This week, the Obama administration announced that health insurance exchange enrollments quadrupled in November after a troubled debut in October. Administration officials declared that the website glitches that plagued healthcare.gov were now a thing of the past. As I noted earlier this month in an interview with Gene Valicenti on 630-WPRO, however, the health insurance exchanges remain a work in progress. Insurers continue to report problems accessing subscriber data entered through healthcare.gov. Corrupted or missing data raises insurers’ costs and also delays the completion of the enrollment process. The Obama administration has yet to release demographic data on new enrollees. This is significant, because the long term “affordability” of the Affordable Care Act (ACA) depends not only on the number of newly insured Americans but also by the characteristics of these newly insured consumers. Two issues, in particular, warrant close observation in the coming months.
Before Thanksgiving, the Obama administration announced that it would postpone launch of the Small Business Health Options Program (SHOP) by one year for states with federally operated exchanges. Thus, in more than 30 states, small firms who expected to purchase coverage through the exchanges are now scrambling to renew their existing health insurance coverage or are shopping for other plans. Since these small businesses will not join the exchanges during the ACA’s inaugural year, their employees – many of whom are relatively young, healthy workers – will not be available to offset the costs of older, sicker individuals purchasing coverage through the exchanges. As a result, per-enrollee costs for the first year of the ACA may be considerably higher than expected.

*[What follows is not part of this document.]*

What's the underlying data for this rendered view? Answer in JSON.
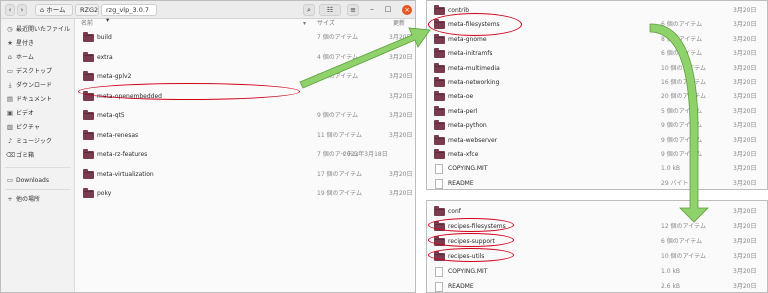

The second challenge flows from the first. Insurers are under no obligation to participate in the new health insurance exchanges – indeed, many of the nation’s largest carriers opted out for the first year. If costs per enrollee exceed projections, insurers are likely to raise rates or drop out of the marketplaces altogether. If insurers raise rates substantially, some consumers who purchased coverage this year may opt to not renew their coverage, or alternatively, may select cheaper plans with higher out of pocket costs. Stay tuned…the rollout of the ACA is never dull!